What an iconic lighthouse has meant to Port Washington

The platform beneath the Port Washington lighthouse, where pier walkers can look out at Lake Michigan, is one of the most memorable places in Southeastern Wisconsin, and local leaders hope to keep it that way.

In April, the city of Port Washington took ownership of the rare steel art deco lighthouse built in 1935 to guide ships into the city’s harbor. The lighthouse carries totemic significance for Port, where even the McDonald’s has a tower shaped like a lighthouse.

Early photographs show people climbing all over the upper walkways (which is not allowed nowadays) and crowding onto the pier by the hundreds to fish on Labor Day. These days, the foot traffic is lighter, but light from the 58-foot structure can still be seen from 8 miles away.

Decades-old stories in the Ozaukee County Press refer to an annual and then biannual schedule of repainting the lighthouse white, but at some point the paint money dried up, and the structure is now flaking. A modern-day repainting is expected to cost at least $400,000, money the city hopes to raise at some point — first, it’s closing in on the $25,000 needed to replace the lighthouse’s aging portholes.
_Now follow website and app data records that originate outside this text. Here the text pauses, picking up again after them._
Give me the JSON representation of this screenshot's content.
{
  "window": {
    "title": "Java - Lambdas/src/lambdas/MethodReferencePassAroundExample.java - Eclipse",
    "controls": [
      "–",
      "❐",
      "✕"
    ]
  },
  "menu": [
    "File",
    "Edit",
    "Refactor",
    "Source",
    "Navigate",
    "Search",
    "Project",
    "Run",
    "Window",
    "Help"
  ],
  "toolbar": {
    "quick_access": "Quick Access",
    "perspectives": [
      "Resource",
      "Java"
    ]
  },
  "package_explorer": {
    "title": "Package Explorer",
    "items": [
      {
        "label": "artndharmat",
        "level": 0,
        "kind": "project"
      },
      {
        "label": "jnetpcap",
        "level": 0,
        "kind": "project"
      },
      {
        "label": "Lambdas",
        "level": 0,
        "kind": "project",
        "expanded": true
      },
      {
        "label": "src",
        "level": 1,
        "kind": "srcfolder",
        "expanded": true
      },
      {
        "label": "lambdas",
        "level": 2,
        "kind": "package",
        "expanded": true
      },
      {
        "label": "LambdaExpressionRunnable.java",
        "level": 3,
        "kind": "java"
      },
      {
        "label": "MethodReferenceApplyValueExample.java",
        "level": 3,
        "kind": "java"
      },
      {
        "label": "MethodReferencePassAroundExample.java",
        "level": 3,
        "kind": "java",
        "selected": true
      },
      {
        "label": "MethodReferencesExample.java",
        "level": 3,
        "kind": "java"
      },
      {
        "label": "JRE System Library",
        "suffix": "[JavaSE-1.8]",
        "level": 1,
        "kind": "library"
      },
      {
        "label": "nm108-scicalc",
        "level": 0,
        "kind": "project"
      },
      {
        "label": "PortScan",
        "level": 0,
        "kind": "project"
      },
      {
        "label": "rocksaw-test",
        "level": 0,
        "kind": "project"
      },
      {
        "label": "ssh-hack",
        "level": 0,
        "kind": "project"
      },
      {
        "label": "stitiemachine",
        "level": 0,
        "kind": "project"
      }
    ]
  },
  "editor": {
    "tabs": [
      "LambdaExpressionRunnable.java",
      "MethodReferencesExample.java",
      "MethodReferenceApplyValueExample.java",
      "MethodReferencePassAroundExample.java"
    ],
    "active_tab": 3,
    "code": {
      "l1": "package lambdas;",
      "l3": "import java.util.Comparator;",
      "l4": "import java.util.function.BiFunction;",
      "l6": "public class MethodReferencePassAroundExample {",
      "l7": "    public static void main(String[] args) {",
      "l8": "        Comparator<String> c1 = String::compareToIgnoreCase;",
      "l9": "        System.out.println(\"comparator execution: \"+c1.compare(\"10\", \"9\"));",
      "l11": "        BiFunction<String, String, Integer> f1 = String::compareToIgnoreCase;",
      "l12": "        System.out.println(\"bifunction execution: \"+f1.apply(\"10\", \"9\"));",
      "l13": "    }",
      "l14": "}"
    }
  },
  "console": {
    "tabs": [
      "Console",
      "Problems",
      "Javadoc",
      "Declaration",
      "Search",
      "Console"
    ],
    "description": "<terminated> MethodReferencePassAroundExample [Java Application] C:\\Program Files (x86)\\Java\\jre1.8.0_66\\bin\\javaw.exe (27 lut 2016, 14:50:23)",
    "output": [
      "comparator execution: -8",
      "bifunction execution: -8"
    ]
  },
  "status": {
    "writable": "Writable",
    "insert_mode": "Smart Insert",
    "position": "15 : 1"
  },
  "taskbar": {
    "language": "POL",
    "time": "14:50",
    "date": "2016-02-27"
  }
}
Matt has written for Milwaukee Magazine since 2006, when he was a lowly intern. Since then, he’s held the posts of assistant news editor and, most recently, senior editor. He’s lived in South Carolina, Tennessee, Connecticut, Iowa, and Indiana but mostly in Wisconsin. He wants to do more fishing but has a hard time finding worms. For the magazine, Matt has written about city government, schools, religion, coffee roasters and Congress.